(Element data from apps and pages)
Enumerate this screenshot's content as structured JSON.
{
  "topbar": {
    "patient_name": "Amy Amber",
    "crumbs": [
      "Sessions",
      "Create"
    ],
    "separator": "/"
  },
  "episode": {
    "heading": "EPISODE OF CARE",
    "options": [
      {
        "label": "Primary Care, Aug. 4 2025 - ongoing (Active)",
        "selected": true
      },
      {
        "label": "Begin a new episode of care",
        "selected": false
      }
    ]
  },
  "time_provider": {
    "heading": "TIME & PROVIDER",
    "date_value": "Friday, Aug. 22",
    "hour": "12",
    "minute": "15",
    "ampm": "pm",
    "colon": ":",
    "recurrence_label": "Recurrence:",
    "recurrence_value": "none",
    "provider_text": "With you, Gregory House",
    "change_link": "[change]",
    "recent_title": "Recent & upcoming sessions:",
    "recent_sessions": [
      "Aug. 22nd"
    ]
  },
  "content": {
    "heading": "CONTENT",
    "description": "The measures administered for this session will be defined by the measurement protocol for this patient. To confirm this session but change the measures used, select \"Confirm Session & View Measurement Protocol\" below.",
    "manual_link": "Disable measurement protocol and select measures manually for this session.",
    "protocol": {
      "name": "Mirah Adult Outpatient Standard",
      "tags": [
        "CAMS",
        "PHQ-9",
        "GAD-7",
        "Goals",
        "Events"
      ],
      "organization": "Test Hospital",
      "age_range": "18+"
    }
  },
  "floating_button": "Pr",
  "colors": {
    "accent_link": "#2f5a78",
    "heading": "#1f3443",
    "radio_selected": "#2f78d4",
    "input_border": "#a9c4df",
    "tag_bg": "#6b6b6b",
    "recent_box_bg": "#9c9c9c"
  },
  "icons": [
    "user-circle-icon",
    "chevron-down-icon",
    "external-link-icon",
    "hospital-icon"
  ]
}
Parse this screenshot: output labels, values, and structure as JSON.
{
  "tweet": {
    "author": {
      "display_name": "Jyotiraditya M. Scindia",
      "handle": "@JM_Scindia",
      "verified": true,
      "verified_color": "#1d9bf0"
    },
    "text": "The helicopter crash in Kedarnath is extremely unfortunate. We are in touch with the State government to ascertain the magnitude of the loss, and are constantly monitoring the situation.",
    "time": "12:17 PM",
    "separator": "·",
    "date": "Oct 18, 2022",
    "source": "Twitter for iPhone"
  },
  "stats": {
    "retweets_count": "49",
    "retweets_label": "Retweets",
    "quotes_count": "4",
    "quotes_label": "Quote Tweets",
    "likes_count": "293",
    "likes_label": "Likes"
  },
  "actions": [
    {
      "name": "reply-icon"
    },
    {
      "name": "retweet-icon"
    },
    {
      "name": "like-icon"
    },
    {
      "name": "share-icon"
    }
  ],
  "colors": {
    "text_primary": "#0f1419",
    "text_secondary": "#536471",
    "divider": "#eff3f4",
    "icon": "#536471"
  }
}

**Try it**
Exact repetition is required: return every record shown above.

**Answer space**
Enumerate this screenshot's content as structured JSON.
{
  "topbar": {
    "patient_name": "Amy Amber",
    "crumbs": [
      "Sessions",
      "Create"
    ],
    "separator": "/"
  },
  "episode": {
    "heading": "EPISODE OF CARE",
    "options": [
      {
        "label": "Primary Care, Aug. 4 2025 - ongoing (Active)",
        "selected": true
      },
      {
        "label": "Begin a new episode of care",
        "selected": false
      }
    ]
  },
  "time_provider": {
    "heading": "TIME & PROVIDER",
    "date_value": "Friday, Aug. 22",
    "hour": "12",
    "minute": "15",
    "ampm": "pm",
    "colon": ":",
    "recurrence_label": "Recurrence:",
    "recurrence_value": "none",
    "provider_text": "With you, Gregory House",
    "change_link": "[change]",
    "recent_title": "Recent & upcoming sessions:",
    "recent_sessions": [
      "Aug. 22nd"
    ]
  },
  "content": {
    "heading": "CONTENT",
    "description": "The measures administered for this session will be defined by the measurement protocol for this patient. To confirm this session but change the measures used, select \"Confirm Session & View Measurement Protocol\" below.",
    "manual_link": "Disable measurement protocol and select measures manually for this session.",
    "protocol": {
      "name": "Mirah Adult Outpatient Standard",
      "tags": [
        "CAMS",
        "PHQ-9",
        "GAD-7",
        "Goals",
        "Events"
      ],
      "organization": "Test Hospital",
      "age_range": "18+"
    }
  },
  "floating_button": "Pr",
  "colors": {
    "accent_link": "#2f5a78",
    "heading": "#1f3443",
    "radio_selected": "#2f78d4",
    "input_border": "#a9c4df",
    "tag_bg": "#6b6b6b",
    "recent_box_bg": "#9c9c9c"
  },
  "icons": [
    "user-circle-icon",
    "chevron-down-icon",
    "external-link-icon",
    "hospital-icon"
  ]
}
Parse this screenshot: output labels, values, and structure as JSON.
{
  "tweet": {
    "author": {
      "display_name": "Jyotiraditya M. Scindia",
      "handle": "@JM_Scindia",
      "verified": true,
      "verified_color": "#1d9bf0"
    },
    "text": "The helicopter crash in Kedarnath is extremely unfortunate. We are in touch with the State government to ascertain the magnitude of the loss, and are constantly monitoring the situation.",
    "time": "12:17 PM",
    "separator": "·",
    "date": "Oct 18, 2022",
    "source": "Twitter for iPhone"
  },
  "stats": {
    "retweets_count": "49",
    "retweets_label": "Retweets",
    "quotes_count": "4",
    "quotes_label": "Quote Tweets",
    "likes_count": "293",
    "likes_label": "Likes"
  },
  "actions": [
    {
      "name": "reply-icon"
    },
    {
      "name": "retweet-icon"
    },
    {
      "name": "like-icon"
    },
    {
      "name": "share-icon"
    }
  ],
  "colors": {
    "text_primary": "#0f1419",
    "text_secondary": "#536471",
    "divider": "#eff3f4",
    "icon": "#536471"
  }
}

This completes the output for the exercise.